Chinese Nationalist Party (KMT) Legislator-at-large Wu Sz-huai (吳斯懷) has said that there is a huge difference between Chinese military aircraft circling Taiwan along the edges of its airspace and invading Taiwan’s airspace. He also said that whether it is US or Chinese aircraft flying along or encircling Taiwan’s airspace, there is no legal basis to say that such actions imply a clear provocation of Taiwan, and asked the Ministry of National Defense not to mislead the public. People who hear this might think that it is not a very Taiwanese thing to say. US military activity in the vicinity of Taiwan
As the nation welcomes home Taiwanese who had been stranded in China’s Hubei Province — arguably one of the most dangerous places on Earth since the novel coronavirus outbreak began in its capital, Wuhan, late last year — problems surrounding the “quasi-charter flights” that brought them back have been largely overlooked. The media used the term to describe the two flights dispatched by Taiwan’s state-run China Airlines because they do not count as charter flights. Taiwanese wanting to board those flights had to travel — most likely by train — more than 1,000km from Hubei to Shanghai Pudong International Airport
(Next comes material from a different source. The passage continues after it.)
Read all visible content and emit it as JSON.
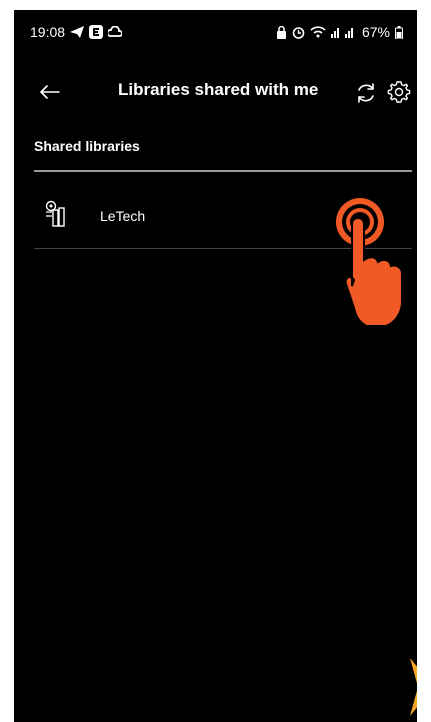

Burger King Taiwan on Wednesday last week posted an update on Facebook advertising a new “Wuhan pneumonia” (武漢肺炎) home delivery meal, catering to customers hankering for a Whopper, but who wished to avoid visiting one of its outlets. “Wuhan pneumonia” is the term commonly used in Taiwan to describe COVID-19. Beijing has been waging an extensive propaganda campaign against the use of the words “Wuhan” or “China” in reference to the novel coronavirus, calling it racist and discriminatory. Meanwhile, Chinese officials have claimed that the coronavirus might have originated in the US. The intention is obvious: to distract attention from the Chinese Communist